(Dataset rows for apps and sites)
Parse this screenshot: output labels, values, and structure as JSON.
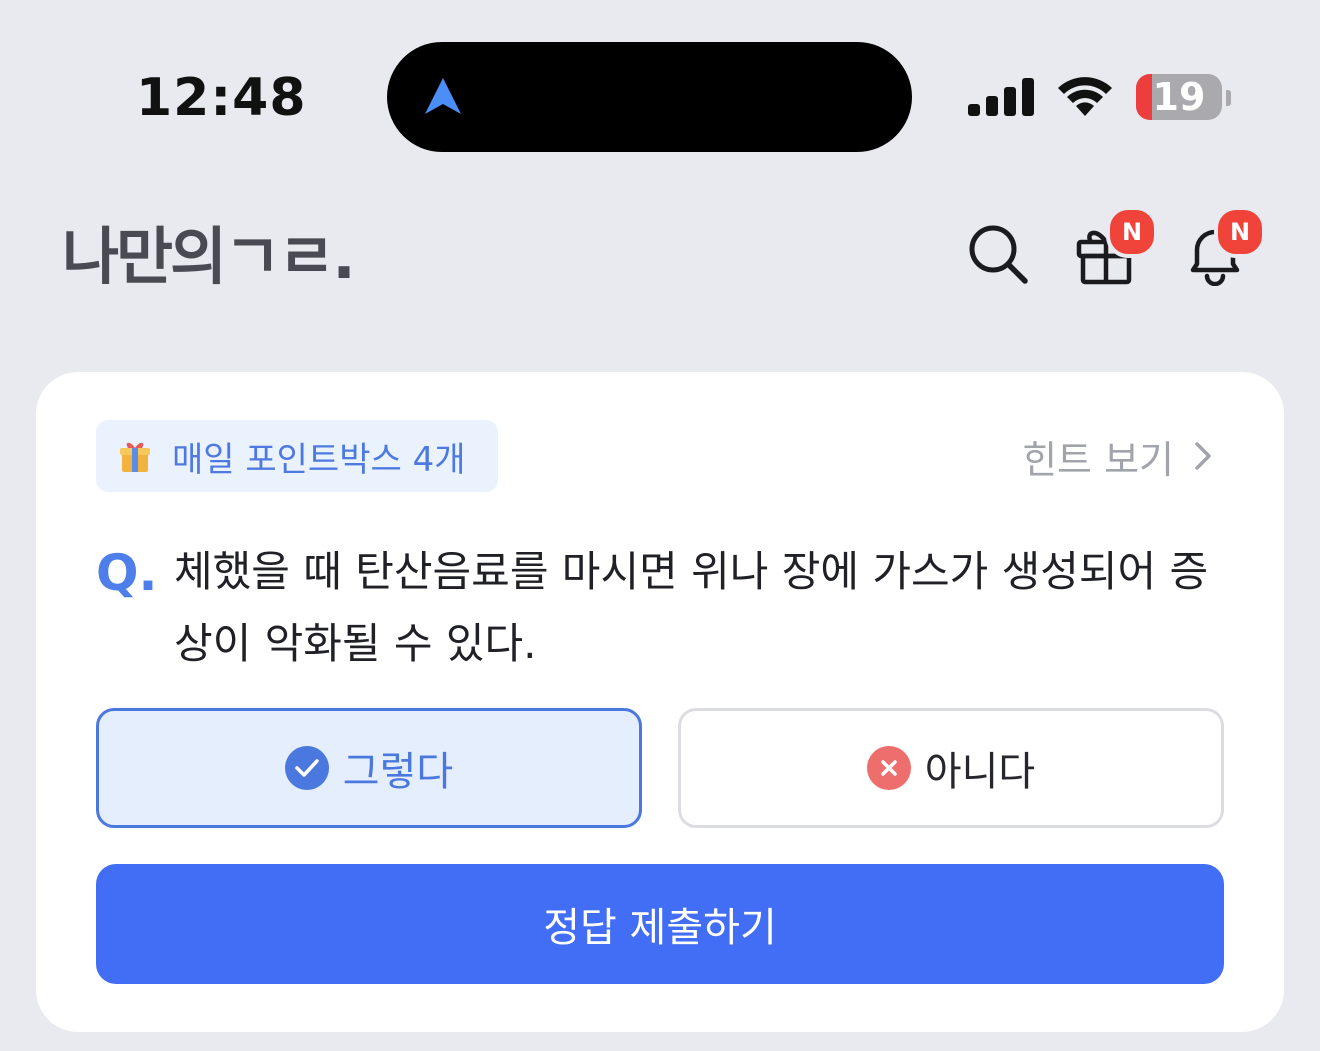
{
  "status_bar": {
    "time": "12:48",
    "battery_level": "19",
    "battery_fraction": 0.19
  },
  "header": {
    "logo_text": "나만의ㄱㄹ.",
    "gift_badge": "N",
    "bell_badge": "N"
  },
  "quiz": {
    "points_label": "매일 포인트박스 4개",
    "hint_label": "힌트 보기",
    "q_mark": "Q.",
    "question": "체했을 때 탄산음료를 마시면 위나 장에 가스가 생성되어 증상이 악화될 수 있다.",
    "answer_yes": "그렇다",
    "answer_no": "아니다",
    "selected_answer": "그렇다",
    "submit_label": "정답 제출하기"
  },
  "colors": {
    "background": "#E9EAF0",
    "accent": "#426EF5",
    "badge": "#F0443A",
    "selected_border": "#4B78DE",
    "wrong_icon": "#EE6E6E"
  },
  "icons": [
    "location-arrow-icon",
    "cellular-signal-icon",
    "wifi-icon",
    "battery-icon",
    "search-icon",
    "gift-icon",
    "bell-icon",
    "gift-box-emoji",
    "chevron-right-icon",
    "check-circle-icon",
    "x-circle-icon"
  ]
}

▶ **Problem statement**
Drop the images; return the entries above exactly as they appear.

▶ **Response to this exercise**
Parse this screenshot: output labels, values, and structure as JSON.
{
  "status_bar": {
    "time": "12:48",
    "battery_level": "19",
    "battery_fraction": 0.19
  },
  "header": {
    "logo_text": "나만의ㄱㄹ.",
    "gift_badge": "N",
    "bell_badge": "N"
  },
  "quiz": {
    "points_label": "매일 포인트박스 4개",
    "hint_label": "힌트 보기",
    "q_mark": "Q.",
    "question": "체했을 때 탄산음료를 마시면 위나 장에 가스가 생성되어 증상이 악화될 수 있다.",
    "answer_yes": "그렇다",
    "answer_no": "아니다",
    "selected_answer": "그렇다",
    "submit_label": "정답 제출하기"
  },
  "colors": {
    "background": "#E9EAF0",
    "accent": "#426EF5",
    "badge": "#F0443A",
    "selected_border": "#4B78DE",
    "wrong_icon": "#EE6E6E"
  },
  "icons": [
    "location-arrow-icon",
    "cellular-signal-icon",
    "wifi-icon",
    "battery-icon",
    "search-icon",
    "gift-icon",
    "bell-icon",
    "gift-box-emoji",
    "chevron-right-icon",
    "check-circle-icon",
    "x-circle-icon"
  ]
}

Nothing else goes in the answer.